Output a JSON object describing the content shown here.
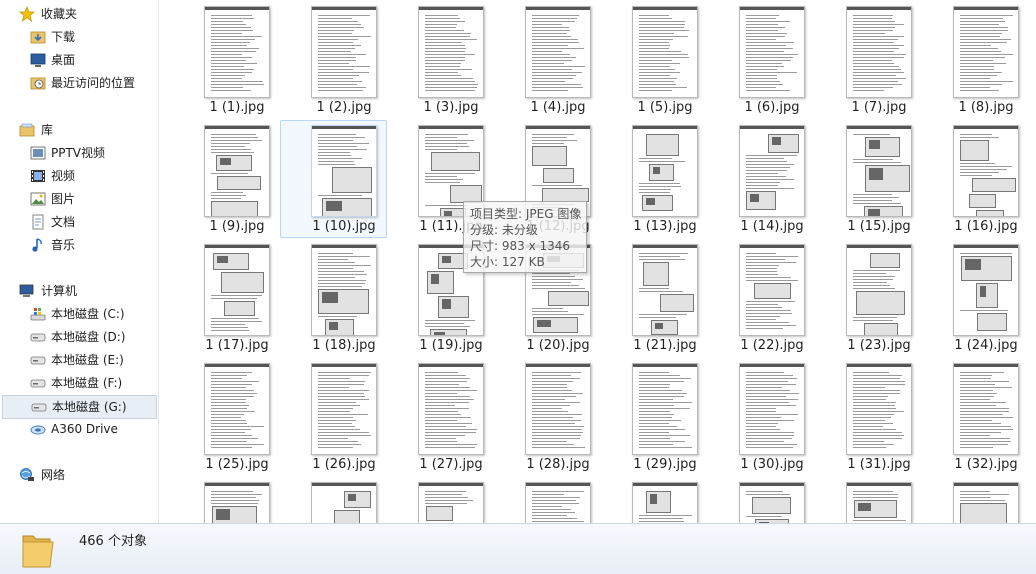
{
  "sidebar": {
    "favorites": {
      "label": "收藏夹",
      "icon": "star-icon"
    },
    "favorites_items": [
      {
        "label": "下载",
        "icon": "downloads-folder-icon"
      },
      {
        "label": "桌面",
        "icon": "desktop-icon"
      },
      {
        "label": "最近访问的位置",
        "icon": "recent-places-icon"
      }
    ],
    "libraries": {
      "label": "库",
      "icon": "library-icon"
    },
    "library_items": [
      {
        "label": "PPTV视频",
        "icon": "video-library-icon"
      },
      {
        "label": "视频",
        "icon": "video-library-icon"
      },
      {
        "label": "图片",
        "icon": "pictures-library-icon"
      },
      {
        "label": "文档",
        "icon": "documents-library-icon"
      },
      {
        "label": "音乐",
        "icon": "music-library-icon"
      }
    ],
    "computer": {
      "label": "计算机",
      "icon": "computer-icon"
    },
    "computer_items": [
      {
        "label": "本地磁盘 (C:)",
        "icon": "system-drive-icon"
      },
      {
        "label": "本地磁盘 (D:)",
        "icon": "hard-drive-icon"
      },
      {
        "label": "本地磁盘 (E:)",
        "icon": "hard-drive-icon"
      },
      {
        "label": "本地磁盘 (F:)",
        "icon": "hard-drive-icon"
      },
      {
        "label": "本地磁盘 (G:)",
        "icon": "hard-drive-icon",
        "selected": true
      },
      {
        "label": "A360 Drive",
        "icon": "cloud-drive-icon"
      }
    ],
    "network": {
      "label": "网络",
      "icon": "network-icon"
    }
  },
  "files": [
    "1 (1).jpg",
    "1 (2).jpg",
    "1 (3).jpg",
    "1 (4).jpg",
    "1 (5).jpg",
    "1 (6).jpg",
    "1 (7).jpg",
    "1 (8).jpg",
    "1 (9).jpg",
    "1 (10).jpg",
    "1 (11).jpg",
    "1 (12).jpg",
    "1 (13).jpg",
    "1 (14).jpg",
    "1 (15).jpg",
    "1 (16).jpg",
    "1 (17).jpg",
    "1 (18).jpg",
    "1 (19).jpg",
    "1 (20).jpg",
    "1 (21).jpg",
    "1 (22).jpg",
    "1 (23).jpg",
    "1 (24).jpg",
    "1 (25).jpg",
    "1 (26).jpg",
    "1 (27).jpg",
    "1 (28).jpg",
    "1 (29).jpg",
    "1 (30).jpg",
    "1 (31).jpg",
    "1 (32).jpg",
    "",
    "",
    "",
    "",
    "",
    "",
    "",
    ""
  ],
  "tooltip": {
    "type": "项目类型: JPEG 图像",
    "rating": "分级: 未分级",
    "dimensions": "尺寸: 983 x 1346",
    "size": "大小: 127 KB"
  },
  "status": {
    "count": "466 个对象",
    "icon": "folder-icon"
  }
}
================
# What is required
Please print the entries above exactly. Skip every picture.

# Worked solution
Output a JSON object describing the content shown here.
{
  "sidebar": {
    "favorites": {
      "label": "收藏夹",
      "icon": "star-icon"
    },
    "favorites_items": [
      {
        "label": "下载",
        "icon": "downloads-folder-icon"
      },
      {
        "label": "桌面",
        "icon": "desktop-icon"
      },
      {
        "label": "最近访问的位置",
        "icon": "recent-places-icon"
      }
    ],
    "libraries": {
      "label": "库",
      "icon": "library-icon"
    },
    "library_items": [
      {
        "label": "PPTV视频",
        "icon": "video-library-icon"
      },
      {
        "label": "视频",
        "icon": "video-library-icon"
      },
      {
        "label": "图片",
        "icon": "pictures-library-icon"
      },
      {
        "label": "文档",
        "icon": "documents-library-icon"
      },
      {
        "label": "音乐",
        "icon": "music-library-icon"
      }
    ],
    "computer": {
      "label": "计算机",
      "icon": "computer-icon"
    },
    "computer_items": [
      {
        "label": "本地磁盘 (C:)",
        "icon": "system-drive-icon"
      },
      {
        "label": "本地磁盘 (D:)",
        "icon": "hard-drive-icon"
      },
      {
        "label": "本地磁盘 (E:)",
        "icon": "hard-drive-icon"
      },
      {
        "label": "本地磁盘 (F:)",
        "icon": "hard-drive-icon"
      },
      {
        "label": "本地磁盘 (G:)",
        "icon": "hard-drive-icon",
        "selected": true
      },
      {
        "label": "A360 Drive",
        "icon": "cloud-drive-icon"
      }
    ],
    "network": {
      "label": "网络",
      "icon": "network-icon"
    }
  },
  "files": [
    "1 (1).jpg",
    "1 (2).jpg",
    "1 (3).jpg",
    "1 (4).jpg",
    "1 (5).jpg",
    "1 (6).jpg",
    "1 (7).jpg",
    "1 (8).jpg",
    "1 (9).jpg",
    "1 (10).jpg",
    "1 (11).jpg",
    "1 (12).jpg",
    "1 (13).jpg",
    "1 (14).jpg",
    "1 (15).jpg",
    "1 (16).jpg",
    "1 (17).jpg",
    "1 (18).jpg",
    "1 (19).jpg",
    "1 (20).jpg",
    "1 (21).jpg",
    "1 (22).jpg",
    "1 (23).jpg",
    "1 (24).jpg",
    "1 (25).jpg",
    "1 (26).jpg",
    "1 (27).jpg",
    "1 (28).jpg",
    "1 (29).jpg",
    "1 (30).jpg",
    "1 (31).jpg",
    "1 (32).jpg",
    "",
    "",
    "",
    "",
    "",
    "",
    "",
    ""
  ],
  "tooltip": {
    "type": "项目类型: JPEG 图像",
    "rating": "分级: 未分级",
    "dimensions": "尺寸: 983 x 1346",
    "size": "大小: 127 KB"
  },
  "status": {
    "count": "466 个对象",
    "icon": "folder-icon"
  }
}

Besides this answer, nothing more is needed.